Each word in the data below should be copied exactly; the images should not.

§ Exercise inputs
= = = = =

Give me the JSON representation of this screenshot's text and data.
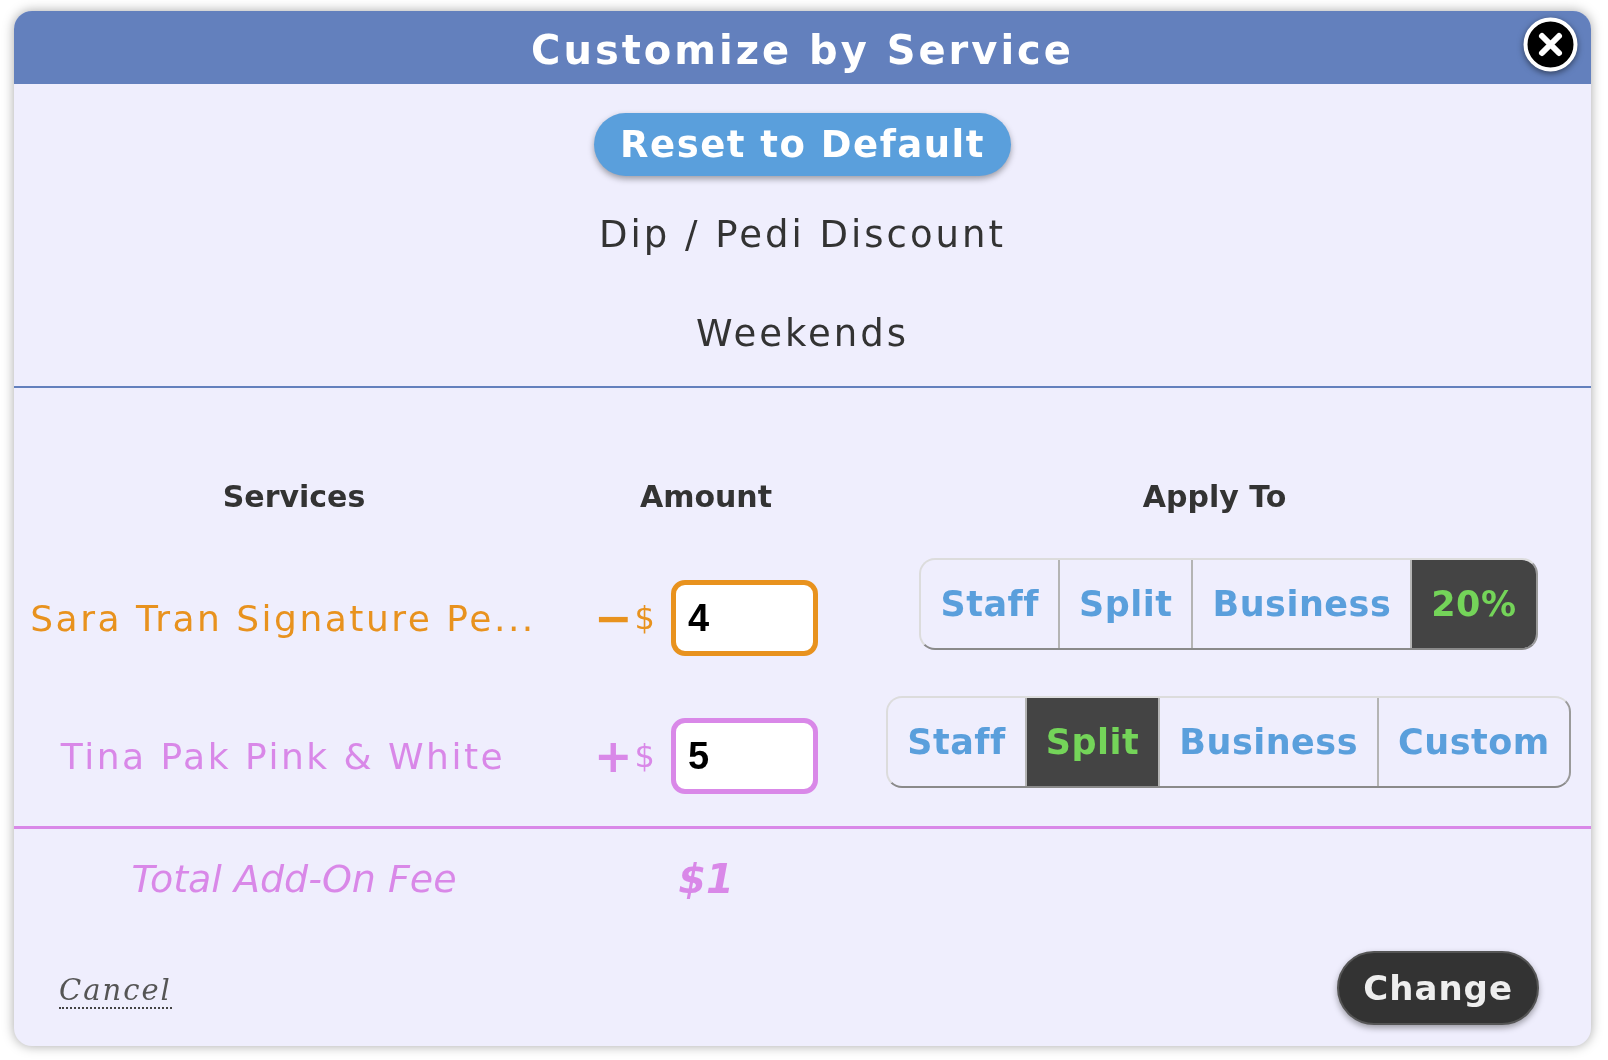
{
  "dialog": {
    "title": "Customize by Service"
  },
  "reset_button": "Reset to Default",
  "promotion": {
    "name": "Dip / Pedi Discount",
    "schedule": "Weekends"
  },
  "columns": [
    "Services",
    "Amount",
    "Apply To"
  ],
  "services": [
    {
      "name": "Sara Tran Signature Pe...",
      "color": "#e8921e",
      "sign": "−",
      "currency": "$",
      "amount": "4",
      "apply_to": [
        {
          "label": "Staff",
          "selected": false
        },
        {
          "label": "Split",
          "selected": false
        },
        {
          "label": "Business",
          "selected": false
        },
        {
          "label": "20%",
          "selected": true
        }
      ]
    },
    {
      "name": "Tina Pak Pink & White",
      "color": "#d988e8",
      "sign": "+",
      "currency": "$",
      "amount": "5",
      "apply_to": [
        {
          "label": "Staff",
          "selected": false
        },
        {
          "label": "Split",
          "selected": true
        },
        {
          "label": "Business",
          "selected": false
        },
        {
          "label": "Custom",
          "selected": false
        }
      ]
    }
  ],
  "total": {
    "label": "Total Add-On Fee",
    "value": "$1"
  },
  "footer": {
    "cancel": "Cancel",
    "change": "Change"
  }
}
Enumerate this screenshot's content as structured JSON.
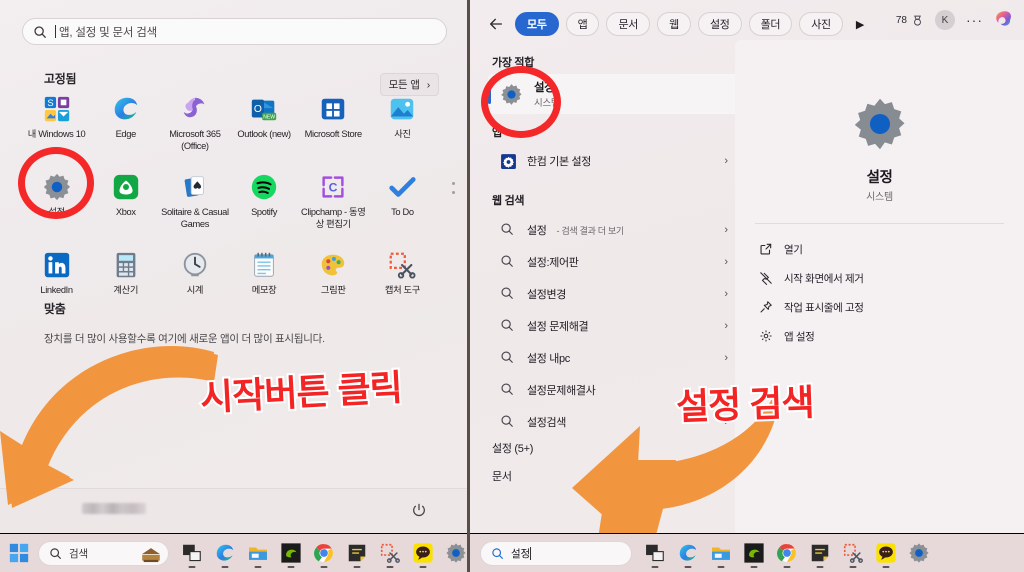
{
  "left": {
    "search": {
      "placeholder": "앱, 설정 및 문서 검색",
      "icon": "search-icon"
    },
    "pinned_header": "고정됨",
    "all_apps_label": "모든 앱",
    "pinned_apps": [
      {
        "label": "내 Windows 10",
        "icon": "windows10-app-icon"
      },
      {
        "label": "Edge",
        "icon": "edge-icon"
      },
      {
        "label": "Microsoft 365 (Office)",
        "icon": "microsoft365-icon"
      },
      {
        "label": "Outlook (new)",
        "icon": "outlook-icon"
      },
      {
        "label": "Microsoft Store",
        "icon": "microsoft-store-icon"
      },
      {
        "label": "사진",
        "icon": "photos-icon"
      },
      {
        "label": "설정",
        "icon": "settings-gear-icon"
      },
      {
        "label": "Xbox",
        "icon": "xbox-icon"
      },
      {
        "label": "Solitaire & Casual Games",
        "icon": "solitaire-icon"
      },
      {
        "label": "Spotify",
        "icon": "spotify-icon"
      },
      {
        "label": "Clipchamp - 동영상 편집기",
        "icon": "clipchamp-icon"
      },
      {
        "label": "To Do",
        "icon": "todo-icon"
      },
      {
        "label": "LinkedIn",
        "icon": "linkedin-icon"
      },
      {
        "label": "계산기",
        "icon": "calculator-icon"
      },
      {
        "label": "시계",
        "icon": "clock-icon"
      },
      {
        "label": "메모장",
        "icon": "notepad-icon"
      },
      {
        "label": "그림판",
        "icon": "paint-icon"
      },
      {
        "label": "캡처 도구",
        "icon": "snipping-tool-icon"
      }
    ],
    "recommended_header": "맞춤",
    "recommended_text": "장치를 더 많이 사용할수록 여기에 새로운 앱이 더 많이 표시됩니다.",
    "power_icon": "power-icon"
  },
  "left_taskbar": {
    "start_icon": "windows-start-icon",
    "search_placeholder": "검색",
    "widget_icon": "weather-widget-icon",
    "icons": [
      {
        "name": "task-view-icon"
      },
      {
        "name": "edge-icon"
      },
      {
        "name": "file-explorer-icon"
      },
      {
        "name": "nvidia-icon"
      },
      {
        "name": "chrome-icon"
      },
      {
        "name": "sticky-notes-icon"
      },
      {
        "name": "snipping-tool-icon"
      },
      {
        "name": "kakaotalk-icon"
      },
      {
        "name": "settings-gear-icon"
      }
    ]
  },
  "right": {
    "back_icon": "back-arrow-icon",
    "filters": [
      {
        "label": "모두",
        "active": true
      },
      {
        "label": "앱",
        "active": false
      },
      {
        "label": "문서",
        "active": false
      },
      {
        "label": "웹",
        "active": false
      },
      {
        "label": "설정",
        "active": false
      },
      {
        "label": "폴더",
        "active": false
      },
      {
        "label": "사진",
        "active": false
      }
    ],
    "more_filters_icon": "play-triangle-icon",
    "rewards_points": "78",
    "rewards_icon": "rewards-medal-icon",
    "avatar_initial": "K",
    "more_label": "···",
    "copilot_icon": "copilot-icon",
    "best_match_header": "가장 적합",
    "best_match": {
      "title": "설정",
      "subtitle": "시스템",
      "icon": "settings-gear-icon"
    },
    "apps_header": "앱",
    "app_results": [
      {
        "label": "한컴 기본 설정",
        "icon": "hancom-settings-icon",
        "chevron": "›"
      }
    ],
    "web_header": "웹 검색",
    "web_results": [
      {
        "label": "설정",
        "suffix": " - 검색 결과 더 보기",
        "icon": "search-icon",
        "chevron": "›"
      },
      {
        "label": "설정:제어판",
        "suffix": "",
        "icon": "search-icon",
        "chevron": "›"
      },
      {
        "label": "설정변경",
        "suffix": "",
        "icon": "search-icon",
        "chevron": "›"
      },
      {
        "label": "설정 문제해결",
        "suffix": "",
        "icon": "search-icon",
        "chevron": "›"
      },
      {
        "label": "설정 내pc",
        "suffix": "",
        "icon": "search-icon",
        "chevron": "›"
      },
      {
        "label": "설정문제해결사",
        "suffix": "",
        "icon": "search-icon",
        "chevron": "›"
      },
      {
        "label": "설정검색",
        "suffix": "",
        "icon": "search-icon",
        "chevron": "›"
      }
    ],
    "footer_settings": "설정 (5+)",
    "footer_documents": "문서",
    "preview": {
      "icon": "settings-gear-icon",
      "title": "설정",
      "subtitle": "시스템",
      "actions": [
        {
          "label": "열기",
          "icon": "open-external-icon"
        },
        {
          "label": "시작 화면에서 제거",
          "icon": "unpin-start-icon"
        },
        {
          "label": "작업 표시줄에 고정",
          "icon": "pin-taskbar-icon"
        },
        {
          "label": "앱 설정",
          "icon": "gear-icon"
        }
      ]
    }
  },
  "right_taskbar": {
    "search_value": "설정",
    "search_icon": "search-icon",
    "icons": [
      {
        "name": "task-view-icon"
      },
      {
        "name": "edge-icon"
      },
      {
        "name": "file-explorer-icon"
      },
      {
        "name": "nvidia-icon"
      },
      {
        "name": "chrome-icon"
      },
      {
        "name": "sticky-notes-icon"
      },
      {
        "name": "snipping-tool-icon"
      },
      {
        "name": "kakaotalk-icon"
      },
      {
        "name": "settings-gear-icon"
      }
    ]
  },
  "annotations": {
    "left_text": "시작버튼 클릭",
    "right_text": "설정 검색",
    "arrow_color": "#f2953f",
    "highlight_color": "#f42828",
    "text_color": "#f42424"
  }
}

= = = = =

§ Your solution
Give me the JSON representation of this screenshot's text and data.
{
  "dialog": {
    "title": "Customize by Service"
  },
  "reset_button": "Reset to Default",
  "promotion": {
    "name": "Dip / Pedi Discount",
    "schedule": "Weekends"
  },
  "columns": [
    "Services",
    "Amount",
    "Apply To"
  ],
  "services": [
    {
      "name": "Sara Tran Signature Pe...",
      "color": "#e8921e",
      "sign": "−",
      "currency": "$",
      "amount": "4",
      "apply_to": [
        {
          "label": "Staff",
          "selected": false
        },
        {
          "label": "Split",
          "selected": false
        },
        {
          "label": "Business",
          "selected": false
        },
        {
          "label": "20%",
          "selected": true
        }
      ]
    },
    {
      "name": "Tina Pak Pink & White",
      "color": "#d988e8",
      "sign": "+",
      "currency": "$",
      "amount": "5",
      "apply_to": [
        {
          "label": "Staff",
          "selected": false
        },
        {
          "label": "Split",
          "selected": true
        },
        {
          "label": "Business",
          "selected": false
        },
        {
          "label": "Custom",
          "selected": false
        }
      ]
    }
  ],
  "total": {
    "label": "Total Add-On Fee",
    "value": "$1"
  },
  "footer": {
    "cancel": "Cancel",
    "change": "Change"
  }
}
Enumerate this screenshot's content as structured JSON.
{
  "left": {
    "search": {
      "placeholder": "앱, 설정 및 문서 검색",
      "icon": "search-icon"
    },
    "pinned_header": "고정됨",
    "all_apps_label": "모든 앱",
    "pinned_apps": [
      {
        "label": "내 Windows 10",
        "icon": "windows10-app-icon"
      },
      {
        "label": "Edge",
        "icon": "edge-icon"
      },
      {
        "label": "Microsoft 365 (Office)",
        "icon": "microsoft365-icon"
      },
      {
        "label": "Outlook (new)",
        "icon": "outlook-icon"
      },
      {
        "label": "Microsoft Store",
        "icon": "microsoft-store-icon"
      },
      {
        "label": "사진",
        "icon": "photos-icon"
      },
      {
        "label": "설정",
        "icon": "settings-gear-icon"
      },
      {
        "label": "Xbox",
        "icon": "xbox-icon"
      },
      {
        "label": "Solitaire & Casual Games",
        "icon": "solitaire-icon"
      },
      {
        "label": "Spotify",
        "icon": "spotify-icon"
      },
      {
        "label": "Clipchamp - 동영상 편집기",
        "icon": "clipchamp-icon"
      },
      {
        "label": "To Do",
        "icon": "todo-icon"
      },
      {
        "label": "LinkedIn",
        "icon": "linkedin-icon"
      },
      {
        "label": "계산기",
        "icon": "calculator-icon"
      },
      {
        "label": "시계",
        "icon": "clock-icon"
      },
      {
        "label": "메모장",
        "icon": "notepad-icon"
      },
      {
        "label": "그림판",
        "icon": "paint-icon"
      },
      {
        "label": "캡처 도구",
        "icon": "snipping-tool-icon"
      }
    ],
    "recommended_header": "맞춤",
    "recommended_text": "장치를 더 많이 사용할수록 여기에 새로운 앱이 더 많이 표시됩니다.",
    "power_icon": "power-icon"
  },
  "left_taskbar": {
    "start_icon": "windows-start-icon",
    "search_placeholder": "검색",
    "widget_icon": "weather-widget-icon",
    "icons": [
      {
        "name": "task-view-icon"
      },
      {
        "name": "edge-icon"
      },
      {
        "name": "file-explorer-icon"
      },
      {
        "name": "nvidia-icon"
      },
      {
        "name": "chrome-icon"
      },
      {
        "name": "sticky-notes-icon"
      },
      {
        "name": "snipping-tool-icon"
      },
      {
        "name": "kakaotalk-icon"
      },
      {
        "name": "settings-gear-icon"
      }
    ]
  },
  "right": {
    "back_icon": "back-arrow-icon",
    "filters": [
      {
        "label": "모두",
        "active": true
      },
      {
        "label": "앱",
        "active": false
      },
      {
        "label": "문서",
        "active": false
      },
      {
        "label": "웹",
        "active": false
      },
      {
        "label": "설정",
        "active": false
      },
      {
        "label": "폴더",
        "active": false
      },
      {
        "label": "사진",
        "active": false
      }
    ],
    "more_filters_icon": "play-triangle-icon",
    "rewards_points": "78",
    "rewards_icon": "rewards-medal-icon",
    "avatar_initial": "K",
    "more_label": "···",
    "copilot_icon": "copilot-icon",
    "best_match_header": "가장 적합",
    "best_match": {
      "title": "설정",
      "subtitle": "시스템",
      "icon": "settings-gear-icon"
    },
    "apps_header": "앱",
    "app_results": [
      {
        "label": "한컴 기본 설정",
        "icon": "hancom-settings-icon",
        "chevron": "›"
      }
    ],
    "web_header": "웹 검색",
    "web_results": [
      {
        "label": "설정",
        "suffix": " - 검색 결과 더 보기",
        "icon": "search-icon",
        "chevron": "›"
      },
      {
        "label": "설정:제어판",
        "suffix": "",
        "icon": "search-icon",
        "chevron": "›"
      },
      {
        "label": "설정변경",
        "suffix": "",
        "icon": "search-icon",
        "chevron": "›"
      },
      {
        "label": "설정 문제해결",
        "suffix": "",
        "icon": "search-icon",
        "chevron": "›"
      },
      {
        "label": "설정 내pc",
        "suffix": "",
        "icon": "search-icon",
        "chevron": "›"
      },
      {
        "label": "설정문제해결사",
        "suffix": "",
        "icon": "search-icon",
        "chevron": "›"
      },
      {
        "label": "설정검색",
        "suffix": "",
        "icon": "search-icon",
        "chevron": "›"
      }
    ],
    "footer_settings": "설정 (5+)",
    "footer_documents": "문서",
    "preview": {
      "icon": "settings-gear-icon",
      "title": "설정",
      "subtitle": "시스템",
      "actions": [
        {
          "label": "열기",
          "icon": "open-external-icon"
        },
        {
          "label": "시작 화면에서 제거",
          "icon": "unpin-start-icon"
        },
        {
          "label": "작업 표시줄에 고정",
          "icon": "pin-taskbar-icon"
        },
        {
          "label": "앱 설정",
          "icon": "gear-icon"
        }
      ]
    }
  },
  "right_taskbar": {
    "search_value": "설정",
    "search_icon": "search-icon",
    "icons": [
      {
        "name": "task-view-icon"
      },
      {
        "name": "edge-icon"
      },
      {
        "name": "file-explorer-icon"
      },
      {
        "name": "nvidia-icon"
      },
      {
        "name": "chrome-icon"
      },
      {
        "name": "sticky-notes-icon"
      },
      {
        "name": "snipping-tool-icon"
      },
      {
        "name": "kakaotalk-icon"
      },
      {
        "name": "settings-gear-icon"
      }
    ]
  },
  "annotations": {
    "left_text": "시작버튼 클릭",
    "right_text": "설정 검색",
    "arrow_color": "#f2953f",
    "highlight_color": "#f42828",
    "text_color": "#f42424"
  }
}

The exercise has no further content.